While the scale of violence against labor leaders and activists had declined since the early 1980s, Americas Watch noted that "recurrent military involvement in detentions of, and attacks against, union and peasant cooperative activists suggests that such measures remain a component of government policy." Americas Watch pointed out that in addition to the "well- worn methods" of murder and disappearances, the Duarte government had made use of a wide variety of other devices for stifling worker dissent and organization.
These tactics have included, according to Americas Watch, the militarization of workplaces; surveillance of outspoken union leaders; refusal to grant official recognition to associations considered hostile to the government; the fostering of docile, parallel unions to compete for membership and recognition; the barring of vocal union leadership from government workplaces; retaliatory actions against workers critical of government policies; arrests of strike leaders and mass dismissals of strikers; dissemination of propaganda equating worker demands with support for the armed opposition; and shutting down plants where union organization is on the rise.
Although this Americas Watch report includes material highly relevant to public understanding of the nature of the Salvadoran regime, and was put out by a credible source (with a copy conveyed directly to James LeMoyne), the NewYork Times never mentioned the document or made its material available to its readers.
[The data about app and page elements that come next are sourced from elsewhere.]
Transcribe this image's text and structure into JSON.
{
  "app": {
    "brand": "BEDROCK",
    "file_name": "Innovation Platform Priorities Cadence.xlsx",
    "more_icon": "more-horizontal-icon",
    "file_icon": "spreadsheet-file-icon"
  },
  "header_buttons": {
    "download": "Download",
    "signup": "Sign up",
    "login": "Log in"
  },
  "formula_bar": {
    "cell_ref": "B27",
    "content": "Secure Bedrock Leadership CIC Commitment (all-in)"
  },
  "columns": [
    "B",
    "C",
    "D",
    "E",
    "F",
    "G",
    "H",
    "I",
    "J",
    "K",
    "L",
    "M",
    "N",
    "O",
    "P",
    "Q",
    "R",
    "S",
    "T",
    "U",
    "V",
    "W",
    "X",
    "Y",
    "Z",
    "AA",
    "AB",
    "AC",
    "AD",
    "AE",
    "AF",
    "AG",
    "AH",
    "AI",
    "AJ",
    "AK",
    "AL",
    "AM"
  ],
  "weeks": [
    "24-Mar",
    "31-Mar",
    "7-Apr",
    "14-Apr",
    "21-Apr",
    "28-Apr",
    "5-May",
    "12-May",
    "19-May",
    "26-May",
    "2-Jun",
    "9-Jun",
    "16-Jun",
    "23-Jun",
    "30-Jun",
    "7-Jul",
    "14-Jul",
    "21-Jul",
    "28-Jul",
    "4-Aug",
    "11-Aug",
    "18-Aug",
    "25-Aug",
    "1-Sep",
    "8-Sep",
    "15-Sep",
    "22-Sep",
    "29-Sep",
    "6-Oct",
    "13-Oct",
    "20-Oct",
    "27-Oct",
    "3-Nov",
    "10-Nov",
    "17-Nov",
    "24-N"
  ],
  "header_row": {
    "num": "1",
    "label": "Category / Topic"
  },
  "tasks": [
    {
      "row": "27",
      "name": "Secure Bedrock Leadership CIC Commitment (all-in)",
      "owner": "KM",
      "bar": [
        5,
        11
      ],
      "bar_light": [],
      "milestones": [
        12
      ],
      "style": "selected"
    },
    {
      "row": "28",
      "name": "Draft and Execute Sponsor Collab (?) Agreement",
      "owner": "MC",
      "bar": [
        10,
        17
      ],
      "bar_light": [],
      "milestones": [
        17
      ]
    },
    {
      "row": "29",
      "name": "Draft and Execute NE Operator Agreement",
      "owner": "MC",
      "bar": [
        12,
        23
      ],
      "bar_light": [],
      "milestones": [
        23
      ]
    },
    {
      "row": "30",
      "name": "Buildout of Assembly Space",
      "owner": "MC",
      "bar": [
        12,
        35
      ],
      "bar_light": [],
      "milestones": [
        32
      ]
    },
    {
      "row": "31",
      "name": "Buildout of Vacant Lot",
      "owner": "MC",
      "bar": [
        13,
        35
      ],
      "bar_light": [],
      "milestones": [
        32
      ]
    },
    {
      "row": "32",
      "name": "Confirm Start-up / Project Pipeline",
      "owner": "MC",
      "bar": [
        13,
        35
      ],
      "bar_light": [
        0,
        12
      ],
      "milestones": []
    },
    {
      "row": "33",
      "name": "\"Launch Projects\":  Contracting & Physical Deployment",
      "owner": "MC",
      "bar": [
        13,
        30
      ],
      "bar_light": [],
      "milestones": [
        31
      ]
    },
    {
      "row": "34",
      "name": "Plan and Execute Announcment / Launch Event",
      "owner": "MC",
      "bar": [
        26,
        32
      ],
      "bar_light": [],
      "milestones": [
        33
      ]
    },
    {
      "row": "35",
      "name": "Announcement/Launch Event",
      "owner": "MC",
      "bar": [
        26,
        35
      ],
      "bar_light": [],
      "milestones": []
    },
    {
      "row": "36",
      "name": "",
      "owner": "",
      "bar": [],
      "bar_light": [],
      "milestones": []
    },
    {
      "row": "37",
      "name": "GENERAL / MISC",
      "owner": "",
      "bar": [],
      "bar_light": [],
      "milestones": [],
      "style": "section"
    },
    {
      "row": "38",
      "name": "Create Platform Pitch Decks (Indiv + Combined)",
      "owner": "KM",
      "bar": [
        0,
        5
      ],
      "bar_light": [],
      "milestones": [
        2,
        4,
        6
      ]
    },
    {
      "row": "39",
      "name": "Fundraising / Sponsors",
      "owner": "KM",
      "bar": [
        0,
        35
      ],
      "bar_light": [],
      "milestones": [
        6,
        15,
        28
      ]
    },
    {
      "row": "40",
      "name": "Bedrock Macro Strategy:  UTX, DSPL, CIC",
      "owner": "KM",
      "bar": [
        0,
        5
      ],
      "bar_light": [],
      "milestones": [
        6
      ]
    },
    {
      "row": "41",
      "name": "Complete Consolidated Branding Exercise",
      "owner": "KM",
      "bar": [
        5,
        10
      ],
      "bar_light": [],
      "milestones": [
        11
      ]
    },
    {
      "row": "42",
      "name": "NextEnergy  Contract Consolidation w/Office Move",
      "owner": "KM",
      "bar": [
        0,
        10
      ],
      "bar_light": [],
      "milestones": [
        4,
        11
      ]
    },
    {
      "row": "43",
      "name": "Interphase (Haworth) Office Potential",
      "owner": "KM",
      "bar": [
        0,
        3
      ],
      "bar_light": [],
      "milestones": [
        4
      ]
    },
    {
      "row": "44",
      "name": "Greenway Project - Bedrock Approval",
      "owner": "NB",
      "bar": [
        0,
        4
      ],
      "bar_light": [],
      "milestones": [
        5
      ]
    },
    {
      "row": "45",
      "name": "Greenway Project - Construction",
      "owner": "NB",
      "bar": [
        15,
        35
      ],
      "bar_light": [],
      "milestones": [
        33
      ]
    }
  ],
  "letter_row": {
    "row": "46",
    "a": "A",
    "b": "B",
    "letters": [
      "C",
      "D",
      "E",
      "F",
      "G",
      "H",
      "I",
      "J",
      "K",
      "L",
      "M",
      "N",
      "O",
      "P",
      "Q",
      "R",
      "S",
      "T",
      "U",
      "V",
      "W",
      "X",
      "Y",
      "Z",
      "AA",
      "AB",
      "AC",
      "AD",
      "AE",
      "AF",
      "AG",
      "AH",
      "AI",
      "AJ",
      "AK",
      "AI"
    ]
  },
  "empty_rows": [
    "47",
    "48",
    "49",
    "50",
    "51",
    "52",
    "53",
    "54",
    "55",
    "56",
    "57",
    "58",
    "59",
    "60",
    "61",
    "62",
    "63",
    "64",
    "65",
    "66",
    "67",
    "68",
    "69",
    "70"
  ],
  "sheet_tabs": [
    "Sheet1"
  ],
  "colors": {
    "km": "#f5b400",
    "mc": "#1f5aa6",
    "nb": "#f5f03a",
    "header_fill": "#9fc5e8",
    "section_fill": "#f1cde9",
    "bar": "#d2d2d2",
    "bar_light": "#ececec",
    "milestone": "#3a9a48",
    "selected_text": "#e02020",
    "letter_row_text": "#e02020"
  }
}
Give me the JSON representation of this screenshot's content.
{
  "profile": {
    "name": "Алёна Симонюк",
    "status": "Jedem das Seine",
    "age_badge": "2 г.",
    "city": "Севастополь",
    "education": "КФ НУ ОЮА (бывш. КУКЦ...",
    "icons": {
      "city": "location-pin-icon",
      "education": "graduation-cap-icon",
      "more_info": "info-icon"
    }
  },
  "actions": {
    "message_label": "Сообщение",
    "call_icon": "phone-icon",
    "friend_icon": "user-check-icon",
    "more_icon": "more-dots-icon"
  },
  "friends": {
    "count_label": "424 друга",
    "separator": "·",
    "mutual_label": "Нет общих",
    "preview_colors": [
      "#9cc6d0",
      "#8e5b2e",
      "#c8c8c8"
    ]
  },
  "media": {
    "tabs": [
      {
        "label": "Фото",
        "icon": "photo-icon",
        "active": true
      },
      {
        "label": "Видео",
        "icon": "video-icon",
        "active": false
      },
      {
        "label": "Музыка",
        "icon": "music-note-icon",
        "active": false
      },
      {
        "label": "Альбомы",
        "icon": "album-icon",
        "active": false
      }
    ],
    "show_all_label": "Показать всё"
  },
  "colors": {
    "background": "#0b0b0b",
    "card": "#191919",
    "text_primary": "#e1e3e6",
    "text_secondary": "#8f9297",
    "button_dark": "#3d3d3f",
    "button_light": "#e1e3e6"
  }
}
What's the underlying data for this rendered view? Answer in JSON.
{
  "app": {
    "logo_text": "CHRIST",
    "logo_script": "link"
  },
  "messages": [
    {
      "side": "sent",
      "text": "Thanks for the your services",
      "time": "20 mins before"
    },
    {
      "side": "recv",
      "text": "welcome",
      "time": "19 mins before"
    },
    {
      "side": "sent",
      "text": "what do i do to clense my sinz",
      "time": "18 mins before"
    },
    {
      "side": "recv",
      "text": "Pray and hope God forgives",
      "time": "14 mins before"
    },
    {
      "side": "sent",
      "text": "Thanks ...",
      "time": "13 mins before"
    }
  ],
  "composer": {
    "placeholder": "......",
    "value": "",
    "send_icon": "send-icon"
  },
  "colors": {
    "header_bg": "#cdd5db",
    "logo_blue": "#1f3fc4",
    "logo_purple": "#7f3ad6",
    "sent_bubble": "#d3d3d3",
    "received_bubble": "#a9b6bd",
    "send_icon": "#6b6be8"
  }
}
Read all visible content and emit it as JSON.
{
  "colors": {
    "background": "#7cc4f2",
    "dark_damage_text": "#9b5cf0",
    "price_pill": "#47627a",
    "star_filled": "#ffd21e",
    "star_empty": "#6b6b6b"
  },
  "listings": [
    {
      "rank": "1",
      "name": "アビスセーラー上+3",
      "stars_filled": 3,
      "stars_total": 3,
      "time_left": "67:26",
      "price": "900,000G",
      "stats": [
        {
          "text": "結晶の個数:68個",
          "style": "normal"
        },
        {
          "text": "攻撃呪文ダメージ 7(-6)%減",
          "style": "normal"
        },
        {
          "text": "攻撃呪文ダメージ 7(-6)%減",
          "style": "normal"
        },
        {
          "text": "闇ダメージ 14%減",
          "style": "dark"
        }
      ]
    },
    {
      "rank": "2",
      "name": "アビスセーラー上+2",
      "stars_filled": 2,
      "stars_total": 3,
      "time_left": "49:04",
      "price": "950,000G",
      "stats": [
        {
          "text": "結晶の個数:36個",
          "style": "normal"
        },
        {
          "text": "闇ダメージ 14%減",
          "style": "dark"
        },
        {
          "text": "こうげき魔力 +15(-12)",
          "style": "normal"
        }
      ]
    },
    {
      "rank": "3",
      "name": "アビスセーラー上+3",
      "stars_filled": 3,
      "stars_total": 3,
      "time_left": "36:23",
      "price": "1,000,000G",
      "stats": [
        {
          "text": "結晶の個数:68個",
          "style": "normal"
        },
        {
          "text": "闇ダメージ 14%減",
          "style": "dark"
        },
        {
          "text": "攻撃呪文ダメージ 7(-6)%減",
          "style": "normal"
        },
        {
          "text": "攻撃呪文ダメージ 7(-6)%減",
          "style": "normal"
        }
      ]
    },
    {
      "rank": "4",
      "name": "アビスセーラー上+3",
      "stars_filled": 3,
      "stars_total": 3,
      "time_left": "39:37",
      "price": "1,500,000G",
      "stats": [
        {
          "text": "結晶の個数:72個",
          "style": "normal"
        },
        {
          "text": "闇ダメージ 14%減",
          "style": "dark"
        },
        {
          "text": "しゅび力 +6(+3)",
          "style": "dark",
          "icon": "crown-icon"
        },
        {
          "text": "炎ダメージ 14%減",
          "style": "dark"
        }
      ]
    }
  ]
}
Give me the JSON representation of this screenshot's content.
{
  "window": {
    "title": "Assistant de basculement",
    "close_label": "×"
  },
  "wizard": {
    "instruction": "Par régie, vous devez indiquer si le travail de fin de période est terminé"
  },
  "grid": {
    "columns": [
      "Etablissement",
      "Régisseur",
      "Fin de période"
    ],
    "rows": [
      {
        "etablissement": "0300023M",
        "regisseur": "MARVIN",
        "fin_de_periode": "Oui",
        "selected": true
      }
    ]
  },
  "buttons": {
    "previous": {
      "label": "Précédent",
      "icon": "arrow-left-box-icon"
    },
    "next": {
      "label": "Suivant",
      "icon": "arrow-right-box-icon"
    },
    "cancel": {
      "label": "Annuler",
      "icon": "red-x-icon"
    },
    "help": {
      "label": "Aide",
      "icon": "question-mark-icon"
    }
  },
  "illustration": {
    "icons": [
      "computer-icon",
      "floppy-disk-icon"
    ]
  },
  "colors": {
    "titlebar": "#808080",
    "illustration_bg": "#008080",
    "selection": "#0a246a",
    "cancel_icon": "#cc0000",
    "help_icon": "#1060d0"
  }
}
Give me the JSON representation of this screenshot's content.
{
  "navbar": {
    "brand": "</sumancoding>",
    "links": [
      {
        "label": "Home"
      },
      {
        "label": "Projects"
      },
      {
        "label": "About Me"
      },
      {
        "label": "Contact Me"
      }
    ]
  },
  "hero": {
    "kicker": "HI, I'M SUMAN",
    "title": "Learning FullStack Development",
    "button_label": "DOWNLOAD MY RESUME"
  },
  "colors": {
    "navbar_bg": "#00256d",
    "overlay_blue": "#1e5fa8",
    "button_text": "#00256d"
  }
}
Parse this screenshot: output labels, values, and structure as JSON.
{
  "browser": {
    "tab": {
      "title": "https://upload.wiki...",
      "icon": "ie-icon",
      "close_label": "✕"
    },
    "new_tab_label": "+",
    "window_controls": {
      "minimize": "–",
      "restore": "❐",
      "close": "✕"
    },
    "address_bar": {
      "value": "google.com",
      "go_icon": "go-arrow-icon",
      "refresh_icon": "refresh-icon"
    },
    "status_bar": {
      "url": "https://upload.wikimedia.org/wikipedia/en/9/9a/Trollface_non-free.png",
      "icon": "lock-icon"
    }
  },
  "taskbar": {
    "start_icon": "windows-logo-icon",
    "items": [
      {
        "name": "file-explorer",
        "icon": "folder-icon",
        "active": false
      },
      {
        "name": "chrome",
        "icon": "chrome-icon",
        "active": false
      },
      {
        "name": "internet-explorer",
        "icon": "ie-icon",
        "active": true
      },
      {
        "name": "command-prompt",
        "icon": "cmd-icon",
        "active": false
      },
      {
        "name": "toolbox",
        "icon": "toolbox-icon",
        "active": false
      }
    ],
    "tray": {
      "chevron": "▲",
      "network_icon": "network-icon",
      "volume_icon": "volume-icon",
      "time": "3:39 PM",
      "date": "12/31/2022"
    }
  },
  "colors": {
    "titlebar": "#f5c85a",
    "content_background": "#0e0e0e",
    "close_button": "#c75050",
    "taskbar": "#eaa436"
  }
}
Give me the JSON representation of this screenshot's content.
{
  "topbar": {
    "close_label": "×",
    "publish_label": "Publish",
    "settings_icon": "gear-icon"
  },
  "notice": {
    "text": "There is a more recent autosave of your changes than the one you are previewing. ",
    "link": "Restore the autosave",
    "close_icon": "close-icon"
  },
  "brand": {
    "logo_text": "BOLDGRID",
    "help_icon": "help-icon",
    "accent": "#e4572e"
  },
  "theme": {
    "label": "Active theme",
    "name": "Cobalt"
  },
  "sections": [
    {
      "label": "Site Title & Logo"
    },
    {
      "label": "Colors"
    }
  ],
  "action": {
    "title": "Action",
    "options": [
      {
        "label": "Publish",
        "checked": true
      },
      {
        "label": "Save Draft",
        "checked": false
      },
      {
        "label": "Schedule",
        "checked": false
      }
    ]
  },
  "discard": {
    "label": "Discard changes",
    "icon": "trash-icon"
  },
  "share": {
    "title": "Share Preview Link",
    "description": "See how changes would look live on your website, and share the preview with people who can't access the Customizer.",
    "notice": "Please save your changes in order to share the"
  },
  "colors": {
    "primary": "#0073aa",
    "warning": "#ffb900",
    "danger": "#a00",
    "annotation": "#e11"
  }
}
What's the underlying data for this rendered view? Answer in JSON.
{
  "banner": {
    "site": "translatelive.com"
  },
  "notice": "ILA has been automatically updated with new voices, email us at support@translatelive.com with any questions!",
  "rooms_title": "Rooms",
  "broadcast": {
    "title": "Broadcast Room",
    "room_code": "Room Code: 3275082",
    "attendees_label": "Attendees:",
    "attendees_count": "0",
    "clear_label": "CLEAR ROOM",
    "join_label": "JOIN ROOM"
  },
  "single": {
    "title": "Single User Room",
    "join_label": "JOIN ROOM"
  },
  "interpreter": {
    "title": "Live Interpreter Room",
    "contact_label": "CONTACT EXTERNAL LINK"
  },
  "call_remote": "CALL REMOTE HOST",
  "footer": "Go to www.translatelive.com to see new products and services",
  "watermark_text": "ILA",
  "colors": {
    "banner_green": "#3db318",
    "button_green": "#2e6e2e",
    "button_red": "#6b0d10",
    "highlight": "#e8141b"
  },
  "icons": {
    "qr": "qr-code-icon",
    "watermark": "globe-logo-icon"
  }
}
The Washington Post also had no news account of the Americas Watch report. It did get a certain amount of attention in the Washington Post, however, because the report so outraged Jeanne Kirkpatrick that she devoted a column to "The Strange Viewpoint of Americas Watch" (3-14-88). This elicited a letter to the editor from Americas Watch and a sequel of four other letters, two defending the report, two denouncing it. Thus the Americas Watch report was brought to the attention of the Washington Post's readers, but only because a rightwing columnist used it as a means of attacking Americas Watch, not because the Post editors deemed it newsworthy.
A year later, Americas Watch published another document on labor abuses in El Salvador, Petition Before the US Trade Representative on Labor Rights in El Salvador (March 1989). This document described case after case of attacks on labor activists by the army and government-linked death squads and their interventions on the side of employers in what appeared to be straightforward labor disputes. The report details how labor unionists were seized, beaten, raped and murdered for picketing, striking, and organizing workers. Again, neither the Times or the Post were interested.
The U.S. government has not wanted such abuses to be closely scrutinized, and the New York Times and Washington Post have largely obliged. But state policy calls for rigorous attention to Nicaraguan abuses, and we have seen the New York Times oblige there also. The media's selective emphasis helps the U.S. government to continue its sponsorship of terrorism in Central America.
Edward S. Herman's book The "Terrorism" Industry, coauthored with Gerry O'Sullivan, will be published by Pantheon later this year.